Fireworks…by the middle of the afternoon in my neighborhood on Staten Island, South Beach projects you couldn’t even see the smoke was so thick and fireworks were illegal!!!! Actually the fireworks for the 4th usually started going off around June 20th (right after we got out of school) and we’d see all the people coming up from the South (where fireworks were legal) opening up their trunks and selling fireworks to anyone who had money…one summer we bought a mat of firecrackers (144 packs)…I was so tired of them after that!! Blue Angels always few at South Beach every 4th of July and you could see them from the roof of our projects…1976 4th of July was awesome…one of the best other than 1986 when the Statue of Liberty reopened after being renovated…one million people in downtown Manhattan…if you were claustrophobic you would have died! Bud beer being sold out of garbage pails in Chinatown…what a city! I live in California now and would never move back but my childhood was the absolute best! maryfinn

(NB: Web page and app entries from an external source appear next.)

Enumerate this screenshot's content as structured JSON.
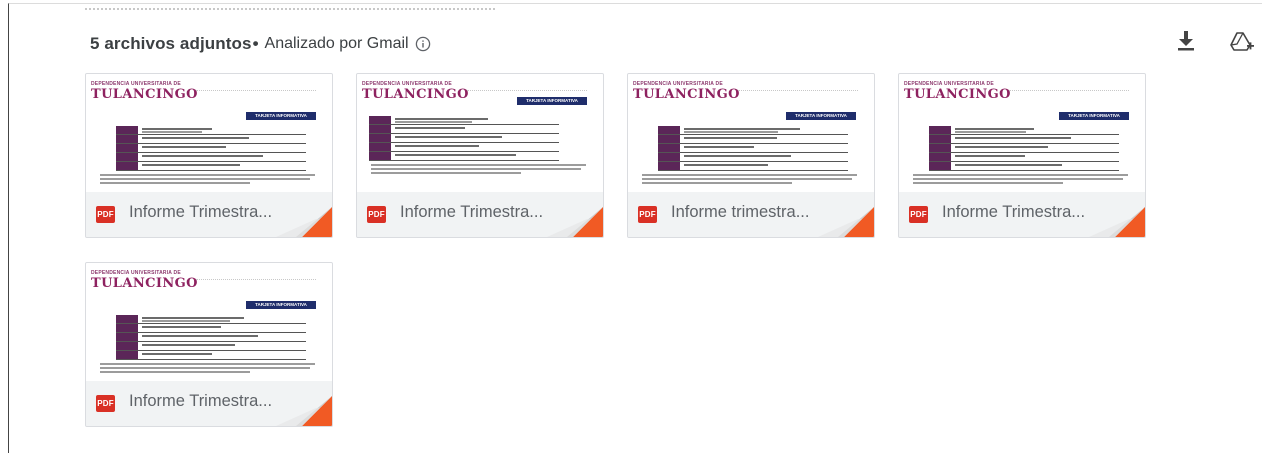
{
  "header": {
    "attachments_count": "5 archivos adjuntos",
    "separator": "•",
    "scan_label": "Analizado por Gmail"
  },
  "icons": {
    "info": "info-icon",
    "download_all": "download-icon",
    "add_to_drive": "add-to-drive-icon"
  },
  "colors": {
    "pdf_red": "#d93025",
    "corner_orange": "#f15a24",
    "logo_magenta": "#8e2260",
    "doc_navy": "#1f2d6b"
  },
  "attachments": [
    {
      "type_badge": "PDF",
      "name": "Informe Trimestra...",
      "doc_logo_top": "DEPENDENCIA UNIVERSITARIA DE",
      "doc_logo": "TULANCINGO",
      "doc_tag": "TARJETA INFORMATIVA"
    },
    {
      "type_badge": "PDF",
      "name": "Informe Trimestra...",
      "doc_logo_top": "DEPENDENCIA UNIVERSITARIA DE",
      "doc_logo": "TULANCINGO",
      "doc_tag": "TARJETA INFORMATIVA"
    },
    {
      "type_badge": "PDF",
      "name": "Informe trimestra...",
      "doc_logo_top": "DEPENDENCIA UNIVERSITARIA DE",
      "doc_logo": "TULANCINGO",
      "doc_tag": "TARJETA INFORMATIVA"
    },
    {
      "type_badge": "PDF",
      "name": "Informe Trimestra...",
      "doc_logo_top": "DEPENDENCIA UNIVERSITARIA DE",
      "doc_logo": "TULANCINGO",
      "doc_tag": "TARJETA INFORMATIVA"
    },
    {
      "type_badge": "PDF",
      "name": "Informe Trimestra...",
      "doc_logo_top": "DEPENDENCIA UNIVERSITARIA DE",
      "doc_logo": "TULANCINGO",
      "doc_tag": "TARJETA INFORMATIVA"
    }
  ]
}
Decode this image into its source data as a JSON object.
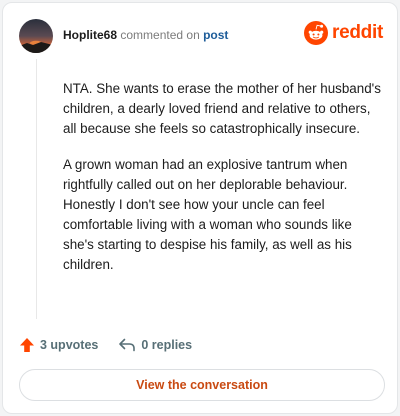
{
  "header": {
    "username": "Hoplite68",
    "action_text": "commented on",
    "post_link": "post",
    "brand_name": "reddit"
  },
  "comment": {
    "paragraphs": [
      "NTA. She wants to erase the mother of her husband's children, a dearly loved friend and relative to others, all because she feels so catastrophically insecure.",
      "A grown woman had an explosive tantrum when rightfully called out on her deplorable behaviour. Honestly I don't see how your uncle can feel comfortable living with a woman who sounds like she's starting to despise his family, as well as his children."
    ]
  },
  "actions": {
    "upvotes": "3 upvotes",
    "replies": "0 replies"
  },
  "cta": {
    "label": "View the conversation"
  },
  "icons": {
    "avatar": "avatar-image",
    "brand": "reddit-alien-icon",
    "upvote": "upvote-arrow-icon",
    "reply": "reply-arrow-icon"
  },
  "colors": {
    "brand": "#ff4500",
    "link": "#1d5c99",
    "cta_text": "#c94a12",
    "muted": "#7c7c7c"
  }
}
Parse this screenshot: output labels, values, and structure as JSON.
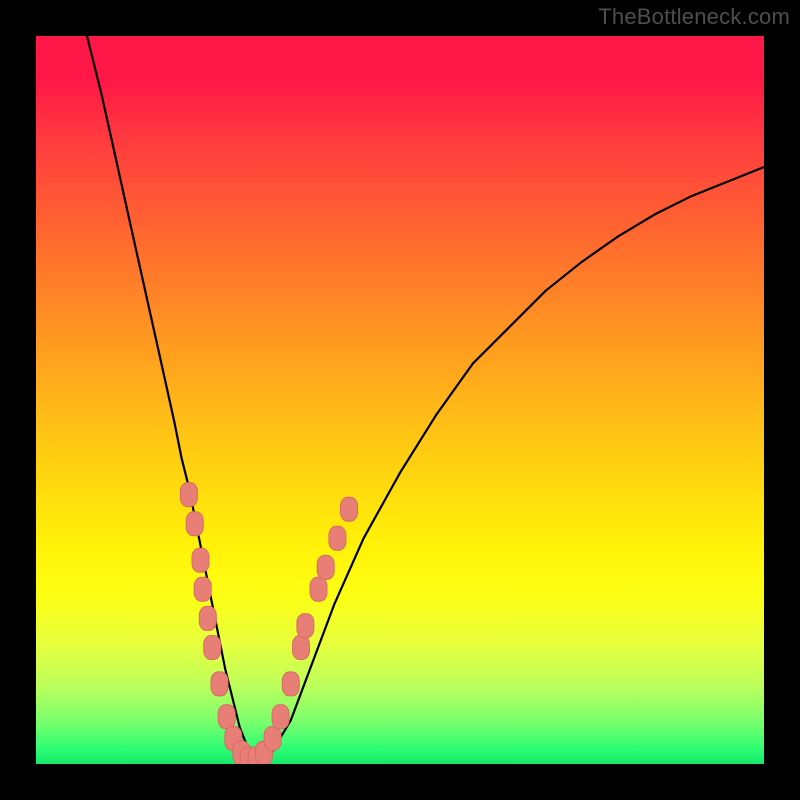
{
  "watermark": "TheBottleneck.com",
  "colors": {
    "frame": "#000000",
    "curve": "#000000",
    "marker_fill": "#e77f77",
    "marker_stroke": "#d86b63",
    "gradient_stops": [
      "#ff1747",
      "#ff3a3f",
      "#ff6a2f",
      "#ff9a20",
      "#ffc813",
      "#fff208",
      "#fcff14",
      "#e9ff3a",
      "#bfff5a",
      "#7dff6c",
      "#2bfc72",
      "#16e769"
    ]
  },
  "chart_data": {
    "type": "line",
    "title": "",
    "xlabel": "",
    "ylabel": "",
    "xlim": [
      0,
      100
    ],
    "ylim": [
      0,
      100
    ],
    "grid": false,
    "series": [
      {
        "name": "bottleneck-curve",
        "x": [
          7,
          9,
          11,
          13,
          15,
          17,
          19,
          20,
          21,
          22,
          23,
          24,
          25,
          26,
          27,
          28,
          29,
          30,
          31,
          32,
          35,
          38,
          41,
          45,
          50,
          55,
          60,
          65,
          70,
          75,
          80,
          85,
          90,
          95,
          100
        ],
        "y": [
          100,
          92,
          83,
          74,
          65,
          56,
          47,
          42,
          38,
          33,
          28,
          23,
          18,
          13,
          9,
          5,
          2.5,
          1,
          0.5,
          1,
          6,
          14,
          22,
          31,
          40,
          48,
          55,
          60,
          65,
          69,
          72.5,
          75.5,
          78,
          80,
          82
        ]
      }
    ],
    "markers": {
      "name": "highlighted-points",
      "points": [
        {
          "x": 21.0,
          "y": 37
        },
        {
          "x": 21.8,
          "y": 33
        },
        {
          "x": 22.6,
          "y": 28
        },
        {
          "x": 22.9,
          "y": 24
        },
        {
          "x": 23.6,
          "y": 20
        },
        {
          "x": 24.2,
          "y": 16
        },
        {
          "x": 25.2,
          "y": 11
        },
        {
          "x": 26.2,
          "y": 6.5
        },
        {
          "x": 27.1,
          "y": 3.5
        },
        {
          "x": 28.2,
          "y": 1.5
        },
        {
          "x": 29.2,
          "y": 0.7
        },
        {
          "x": 30.3,
          "y": 0.7
        },
        {
          "x": 31.3,
          "y": 1.5
        },
        {
          "x": 32.5,
          "y": 3.5
        },
        {
          "x": 33.6,
          "y": 6.5
        },
        {
          "x": 35.0,
          "y": 11
        },
        {
          "x": 36.4,
          "y": 16
        },
        {
          "x": 37.0,
          "y": 19
        },
        {
          "x": 38.8,
          "y": 24
        },
        {
          "x": 39.8,
          "y": 27
        },
        {
          "x": 41.4,
          "y": 31
        },
        {
          "x": 43.0,
          "y": 35
        }
      ]
    }
  }
}
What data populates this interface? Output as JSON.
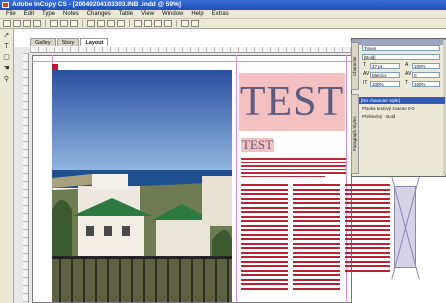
{
  "window": {
    "title": "Adobe InCopy CS - [20040204103303.INB .indd @ 59%]"
  },
  "menu": [
    "File",
    "Edit",
    "Type",
    "Notes",
    "Changes",
    "Table",
    "View",
    "Window",
    "Help",
    "Extras"
  ],
  "tabs": [
    {
      "label": "Galley",
      "active": false
    },
    {
      "label": "Story",
      "active": false
    },
    {
      "label": "Layout",
      "active": true
    }
  ],
  "document": {
    "headline": "TEST",
    "subhead": "TEST"
  },
  "panel": {
    "font_family": "Times",
    "font_style": "[Bold]",
    "size_value": "47 pt",
    "leading_value": "Metrics",
    "kerning_value": "0",
    "tracking_value": "100%",
    "scale_value": "100%",
    "side_tabs": [
      "Character",
      "Paragraph Styles"
    ],
    "styles_header": "[No character style]",
    "style_items": [
      "Plavka textový znacne 0-0",
      "Přehledný - Bold"
    ]
  },
  "colors": {
    "accent_pink": "#f4c1c3",
    "headline_color": "#5e5c7e",
    "text_red": "#c02838",
    "title_blue": "#1f4fb8"
  }
}
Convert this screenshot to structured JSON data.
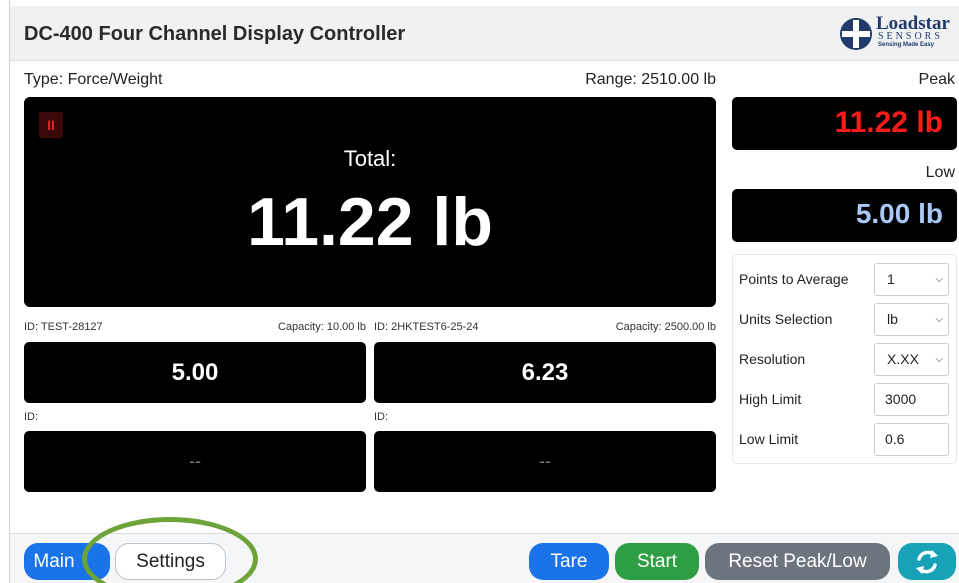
{
  "header": {
    "title": "DC-400 Four Channel Display Controller",
    "logo": {
      "name": "Loadstar",
      "sensors": "SENSORS",
      "tagline": "Sensing Made Easy"
    }
  },
  "main": {
    "type_label": "Type: Force/Weight",
    "range_label": "Range: 2510.00 lb",
    "pause_icon": "pause-icon",
    "pause_symbol": "II",
    "total_label": "Total:",
    "total_value": "11.22 lb"
  },
  "channels": [
    {
      "id": "ID: TEST-28127",
      "capacity": "Capacity: 10.00 lb",
      "value": "5.00"
    },
    {
      "id": "ID: 2HKTEST6-25-24",
      "capacity": "Capacity: 2500.00 lb",
      "value": "6.23"
    },
    {
      "id": "ID:",
      "capacity": "",
      "value": "--"
    },
    {
      "id": "ID:",
      "capacity": "",
      "value": "--"
    }
  ],
  "peak": {
    "label": "Peak",
    "value": "11.22 lb",
    "color": "#ff1a1a"
  },
  "low": {
    "label": "Low",
    "value": "5.00 lb",
    "color": "#a9c8f5"
  },
  "settings": {
    "points_to_average": {
      "label": "Points to Average",
      "value": "1"
    },
    "units_selection": {
      "label": "Units Selection",
      "value": "lb"
    },
    "resolution": {
      "label": "Resolution",
      "value": "X.XX"
    },
    "high_limit": {
      "label": "High Limit",
      "value": "3000"
    },
    "low_limit": {
      "label": "Low Limit",
      "value": "0.6"
    }
  },
  "footer": {
    "main_label": "Main",
    "settings_label": "Settings",
    "tare_label": "Tare",
    "start_label": "Start",
    "reset_label": "Reset Peak/Low",
    "refresh_icon": "refresh-icon"
  },
  "colors": {
    "primary": "#1a73e8",
    "success": "#2e9e44",
    "secondary": "#6c757d",
    "info": "#17a2b8",
    "highlight": "#6ea33a"
  }
}
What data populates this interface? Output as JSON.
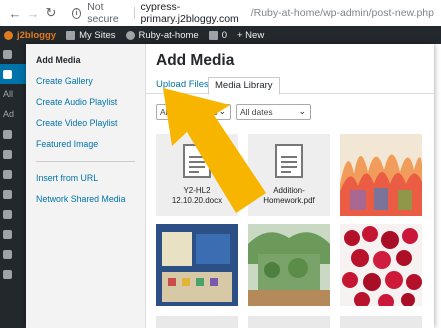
{
  "browser": {
    "back_glyph": "←",
    "forward_glyph": "→",
    "reload_glyph": "↻",
    "security_label": "Not secure",
    "url_host": "cypress-primary.j2bloggy.com",
    "url_path": "/Ruby-at-home/wp-admin/post-new.php"
  },
  "adminbar": {
    "logo": "j2bloggy",
    "my_sites": "My Sites",
    "site_name": "Ruby-at-home",
    "comments_count": "0",
    "new_label": "+ New"
  },
  "wp_menu_labels": [
    "All",
    "Ad"
  ],
  "side_menu": {
    "items": [
      {
        "label": "Add Media",
        "current": true
      },
      {
        "label": "Create Gallery"
      },
      {
        "label": "Create Audio Playlist"
      },
      {
        "label": "Create Video Playlist"
      },
      {
        "label": "Featured Image"
      }
    ],
    "items2": [
      {
        "label": "Insert from URL"
      },
      {
        "label": "Network Shared Media"
      }
    ]
  },
  "modal": {
    "title": "Add Media",
    "tabs": {
      "upload": "Upload Files",
      "library": "Media Library"
    },
    "filters": {
      "type_value": "All media items",
      "date_value": "All dates"
    },
    "files": [
      {
        "name_line1": "Y2-HL2",
        "name_line2": "12.10.20.docx",
        "icon": "document-icon"
      },
      {
        "name_line1": "Addition-",
        "name_line2": "Homework.pdf",
        "icon": "document-icon"
      }
    ]
  },
  "colors": {
    "admin_dark": "#23282d",
    "link_blue": "#0073aa",
    "arrow_yellow": "#f7b500"
  }
}
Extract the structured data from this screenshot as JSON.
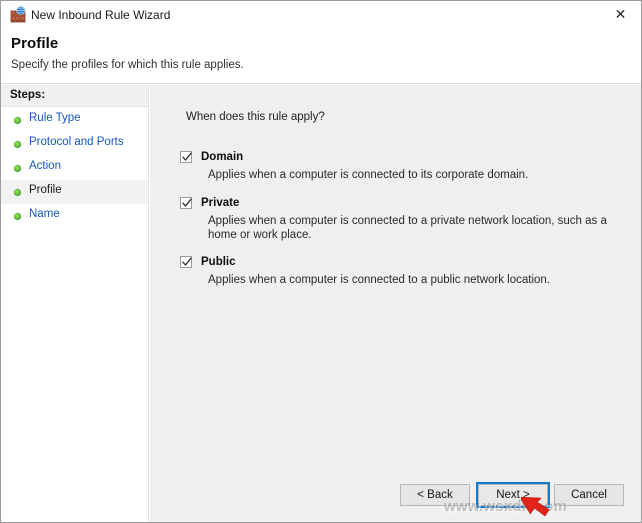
{
  "window": {
    "title": "New Inbound Rule Wizard",
    "icon": "firewall-brickwall-globe-icon",
    "close_label": "✕"
  },
  "header": {
    "title": "Profile",
    "subtitle": "Specify the profiles for which this rule applies."
  },
  "sidebar": {
    "heading": "Steps:",
    "items": [
      {
        "label": "Rule Type",
        "state": "completed"
      },
      {
        "label": "Protocol and Ports",
        "state": "completed"
      },
      {
        "label": "Action",
        "state": "completed"
      },
      {
        "label": "Profile",
        "state": "current"
      },
      {
        "label": "Name",
        "state": "pending"
      }
    ]
  },
  "main": {
    "question": "When does this rule apply?",
    "options": [
      {
        "label": "Domain",
        "checked": true,
        "description": "Applies when a computer is connected to its corporate domain."
      },
      {
        "label": "Private",
        "checked": true,
        "description": "Applies when a computer is connected to a private network location, such as a home or work place."
      },
      {
        "label": "Public",
        "checked": true,
        "description": "Applies when a computer is connected to a public network location."
      }
    ]
  },
  "buttons": {
    "back": "< Back",
    "next": "Next >",
    "cancel": "Cancel",
    "focused": "next"
  },
  "overlay": {
    "watermark": "www.wsxdn.com",
    "cursor": "red-arrow-cursor"
  },
  "colors": {
    "link": "#1757b8",
    "bullet_green": "#5fc13b",
    "focus_blue": "#1679c8",
    "panel_bg": "#efefef",
    "cursor_red": "#e2231a"
  }
}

I lived in NYC on 162nd st. in Washington Heights and we played stickball quite a bit during the late 40’s and 50’s. I remember we had a team called the COMETS. It was a rather loose organization and some of us had blue t-shirts with the name in red while others had no team shirt at all. The “Spaldines” spent quite a lot of time on the roof of Jumels Garage, which is still there by the way. Every so often someone had to go up to the roof of an adjoining apartment house and jump from a fire escape to the roof of the garage to retrieve some so games could continue. It’s been 50 years but I can still conjure up the sounds of the bats hitting the ground after a solid hit and the smells of the hot tar street baking on a sultry summer afternoon. Not to mention the occasional sound of breaking glass as someones window became a sacrifice to the game.
lower east side e.4th st.p.s. 25 schoolyard late ’40s early ’50s. johnny on the pony was a big favorite,but none of the girls would play (watta disappointment)it would have been alot more fun. when you were talking with your friends if your sister walked up and one guy cursed right away it was “hey watch ya language”. there was a little more respect in those days,but we had tons of fun. some guy on one of these sights said ” if i could go back,i’d go in a flash. i feel the same way. take care.
OH, SKULLY.brings back such fond memmories of my childhood playing in the street in N.Y.C ,in the 74-78 era my name is henry from 96st west side of manhattan,i play’d SKULLY with the boys on my block and kid’s i went to school with,Back in the days when there was no cell phone ,Pc’s laptops and video games only attari pong ,and if you did have it you were one prrrichivilleged Kid!anyways gonna try to bring this skully game back for all to enjoy!If you lived in this area at that time,send me an E -mail like to here from you [dot] henryfleitas [at] yahoo [dot] com